SensaCalm Weighted Blankets

When I was approached by my friend, Donna, to consider reviewing the weighted blankets she sells, I readily agreed. I’m not the habit of reviewing products or services on this site, but what she didn’t realize is that I have a 14 year old who really struggles to fall and stay asleep. He has a busy brain and will lay awake at night trying to quiet his thoughts. Even when he manages to fall asleep quickly, he often wakes up during the night and struggles to fall asleep all over again.

Granted, there are a lot of reasons this happens and there are many ways to treat it. Short of giving him sleep medication every night, I’ve tried a lot of things! Yet, I never considered a weighted blanket. Prior to researching SensaCalm, my knowledge of weighted blankets was that they were for kids with autism and/or ADHD who struggle with sleep. It didn’t occur to me that general insomnia and restlessness might be mitigated with a weighted blanket.

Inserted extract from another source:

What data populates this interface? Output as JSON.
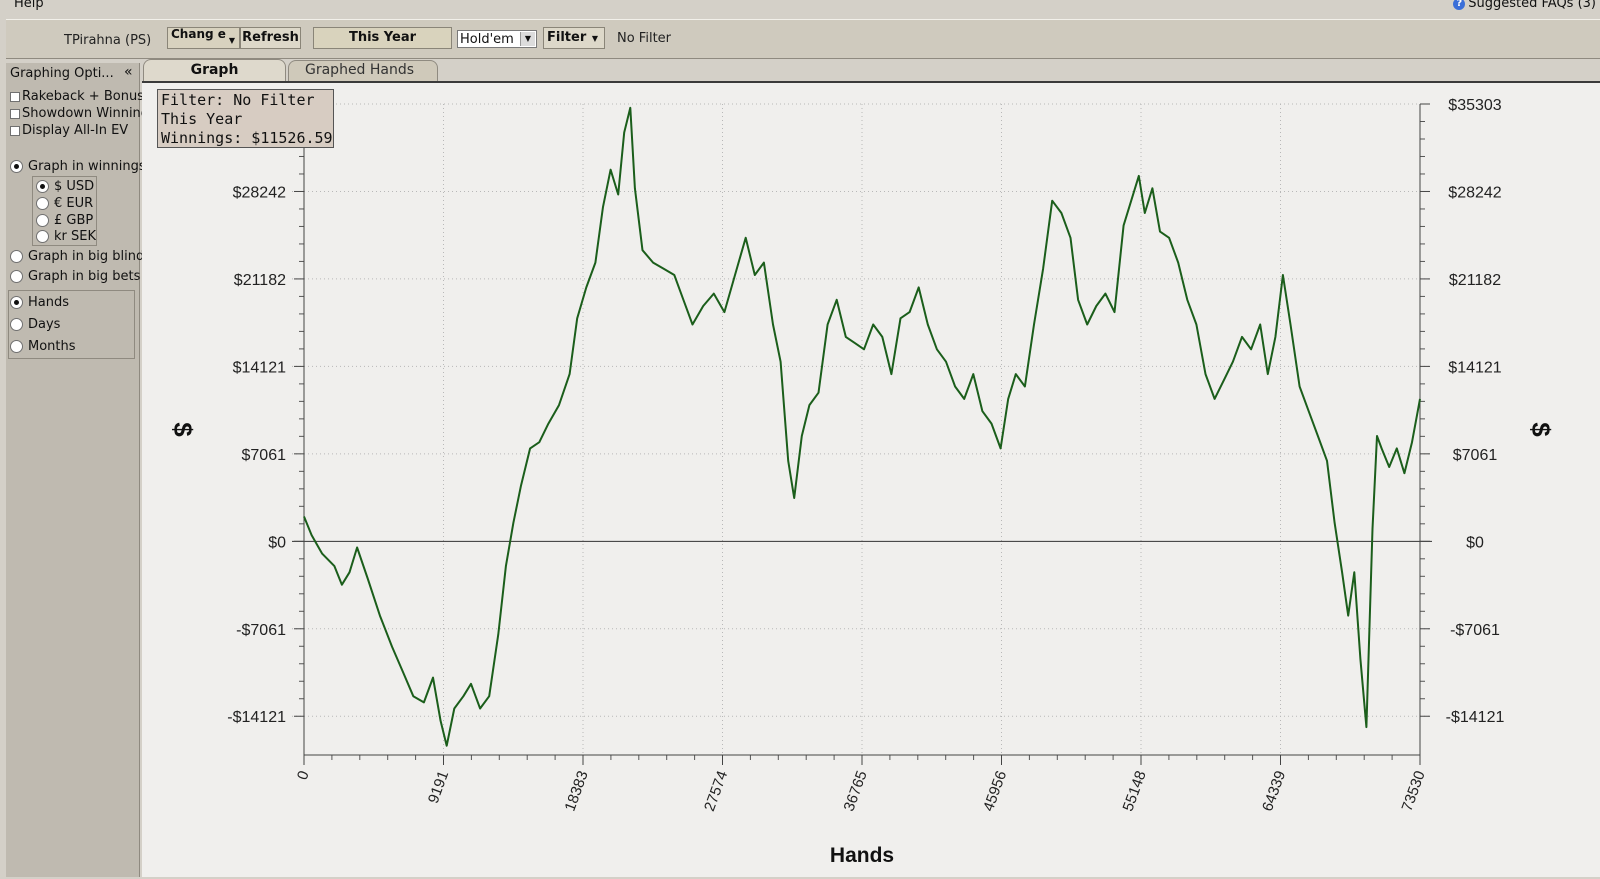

Similar to being swaddled like an infant, weighted blankets are said to trigger pressure points in the body and release serotonin, which has a calming effect. For those who wrestle with anxiety and have disrupted sleep as a result, I can see the benefits to using a weighted blanket at night.

When the blankets arrived the boys were immediately excited. They were heavier than I expected, but as soon as I’d unpacked them and laid them across Jeremy and Jackson’s bodies, they were giddy. They said it felt as if they were being hugged. They actually couldn’t wait to go to bed that night to see what it felt like to sleep under their new blankets.

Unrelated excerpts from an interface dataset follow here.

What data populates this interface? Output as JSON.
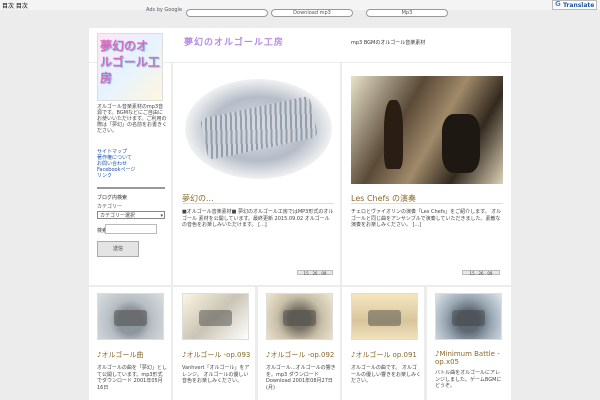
{
  "topbar": {
    "text": "目次 目次"
  },
  "ads": {
    "label": "Ads by Google",
    "pills": [
      "",
      "Download mp3",
      "Mp3"
    ]
  },
  "translate": {
    "label": "Translate",
    "icon": "google-g-icon"
  },
  "header": {
    "logo_text": "夢幻のオルゴール工房",
    "title": "夢幻のオルゴール工房",
    "tagline": "mp3 BGMのオルゴール音楽素材"
  },
  "sidebar": {
    "description": "オルゴール音楽素材のmp3音源です。BGMなどにご自由にお使いいただけます。ご利用の際は「夢幻」の名前をお書きください。",
    "links": [
      "サイトマップ",
      "著作権について",
      "お問い合わせ",
      "Facebookページ",
      "リンク"
    ],
    "search_heading": "ブログ内検索",
    "search_sub": "カテゴリー",
    "select_value": "カテゴリー選択",
    "keyword_label": "検索",
    "submit_label": "送信"
  },
  "featured": [
    {
      "title": "夢幻の...",
      "excerpt": "■オルゴール音楽素材■ 夢幻のオルゴール工房ではMP3形式のオルゴール 素材を公開しています。最終更新 2015.09.02 オルゴールの音色をお楽しみいただけます。 [...]",
      "date": "15 . 26 . 09 "
    },
    {
      "title": "Les Chefs の演奏",
      "excerpt": "チェロとヴァイオリンの演奏「Les Chefs」をご紹介します。 オルゴールと同じ曲をアンサンブルで演奏していただきました。素敵な演奏をお楽しみください。 [...]",
      "date": "15 . 26 . 09 "
    }
  ],
  "posts": [
    {
      "title": "♪オルゴール曲",
      "excerpt": "オルゴールの曲を「夢幻」として公開しています。mp3形式でダウンロード 2001年05月16日"
    },
    {
      "title": "♪オルゴール -op.093",
      "excerpt": "Vanhvert「オルゴール」をアレンジ。 オルゴールの優しい音色をお楽しみください。"
    },
    {
      "title": "♪オルゴール -op.092",
      "excerpt": "オルゴール...オルゴールの響きを。mp3 ダウンロード Download 2001年08月27日(月)"
    },
    {
      "title": "♪オルゴール op.091",
      "excerpt": "オルゴールの曲です。 オルゴールの優しい響きをお楽しみください。"
    },
    {
      "title": "♪Minimum Battle -op.x05",
      "excerpt": "バトル曲をオルゴールにアレンジしました。ゲームBGMにどうぞ。"
    }
  ]
}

The first night was a challenge! It took some getting used to, particularly since the blanket is not over-sized. They aren’t meant to cover the size of the bed but rather cover the size of your body. A couple of times their blankets fell to the ground, so they had to pull them back up and readjust.

However, that was the only hurdle. After a month of use, both boys say they are falling asleep more quickly and staying asleep more easily. They love feeling “hugged” by their blankets.

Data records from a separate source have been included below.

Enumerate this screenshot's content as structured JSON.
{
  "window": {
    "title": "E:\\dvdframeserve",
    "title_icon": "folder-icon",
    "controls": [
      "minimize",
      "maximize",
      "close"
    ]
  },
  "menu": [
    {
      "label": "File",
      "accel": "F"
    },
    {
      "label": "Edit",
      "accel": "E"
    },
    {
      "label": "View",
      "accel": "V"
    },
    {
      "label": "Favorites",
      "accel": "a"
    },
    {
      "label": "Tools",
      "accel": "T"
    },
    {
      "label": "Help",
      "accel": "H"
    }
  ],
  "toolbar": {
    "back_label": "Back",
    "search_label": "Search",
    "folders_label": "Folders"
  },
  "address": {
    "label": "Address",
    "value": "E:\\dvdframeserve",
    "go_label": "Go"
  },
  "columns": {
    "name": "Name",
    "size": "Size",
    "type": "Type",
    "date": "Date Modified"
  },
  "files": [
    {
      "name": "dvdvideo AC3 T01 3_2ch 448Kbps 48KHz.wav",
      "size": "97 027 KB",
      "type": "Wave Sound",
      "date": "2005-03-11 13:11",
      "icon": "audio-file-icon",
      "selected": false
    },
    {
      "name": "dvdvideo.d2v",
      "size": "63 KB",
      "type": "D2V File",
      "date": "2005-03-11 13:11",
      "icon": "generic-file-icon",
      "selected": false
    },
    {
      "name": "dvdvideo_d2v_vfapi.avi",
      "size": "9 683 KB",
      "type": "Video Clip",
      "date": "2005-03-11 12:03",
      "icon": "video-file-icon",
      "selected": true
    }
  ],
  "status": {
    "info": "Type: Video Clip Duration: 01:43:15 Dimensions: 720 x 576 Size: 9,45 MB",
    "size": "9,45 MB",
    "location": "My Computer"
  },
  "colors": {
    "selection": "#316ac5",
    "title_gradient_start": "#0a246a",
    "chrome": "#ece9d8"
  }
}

The twin-size, 13-pound blankets are made up of a grid of pockets with pellets inside as weight. Covering the blanket is a soft “cuddle” fleece that adds even more warmth and comfort.

The duvet is held in place by strategically-placed snaps. That’s handy for washing!

Ultimately the blankets are a success! And while the traditional weighted blankets aren’t travel-friendly, small lap-size blankets might do the trick.

“I’m sorry I have no good news.”

This is how our veterinarian began the conversation. For the second time, Salem is being hospitalized for being unable to urinate. Common in male cats, the muscles of the urethra spasm and constrict, making it impossible for him to relieve himself, which, if left alone, would kill him.

Why is this happening, you ask? The first time there were crystals found in his bladder, which helped create the obstruction along with the muscle spasms. He spent three days at the vet sedated with a catheter. This was the week before Christmas. He came home with two types of muscle relaxers and a special diet.

Then, Monday night, I found him in the bathroom sink trying to pee, the same behavior he exhibited in December when the urethra was completely closed. Bizarre behavior. A sign of desperation.

Sure enough, the urethra was locked shut because of a spasm so he hasn’t urinated in nearly two days. Salem will spend another three days at the vet sedated with a catheter.

When I asked why this happened again, the doctor said it might be because of stress.

I am so tempted to argue that remark and echo what Chuck said last night, “What in the world does that cat have to be stressed about?”

My reply, in a word, “Major.”

No, they do not get along. It used to be that they tolerated each other, ignored one another, and kept to themselves. But Major has grown bolder this year, challenging Salem with a keen eye and pointed stance when he walks by. This prodding results in Salem hissing, running away, and retreating to a spot where Major can’t reach him.

Only late at night can the two lay on either side of me, resolving to share my attention.

But I’m not sure his stress stops there. If it’s true that our animals and children sense negative energy in the house, that they will siphon it and project it in their own behavior, then I am just as guilty as Major for causing stress in this house.

worryI am so nervous and high strung that little invisible stress-filled balls of anxiety escape my body at random, swirl around each room of my house, and supplant themselves in people and pets. It’s true that women have the power to set the mood of the house, and in this house of all men, I’ve created so such apprehension that even the cat can’t pee.

I’m not making light of it, and I’m sure I’m not alone. Anxiety is why I can’t sleep, why my stomach is upset so often, why I get headaches, why I snap at the boys, why my shoulders are up to my ears even now. I take medication, I exercise, I eat mostly well. I’m not sure what else to do. There is no switch to turn off my brain.

Salem will stay at the vet for the rest of the week. Hopefully I can bring him home on Saturday. It will cost an obscene amount of money and he will be on medication the rest of his life.

And if we can’t get a handle on this, then that’s another story altogether.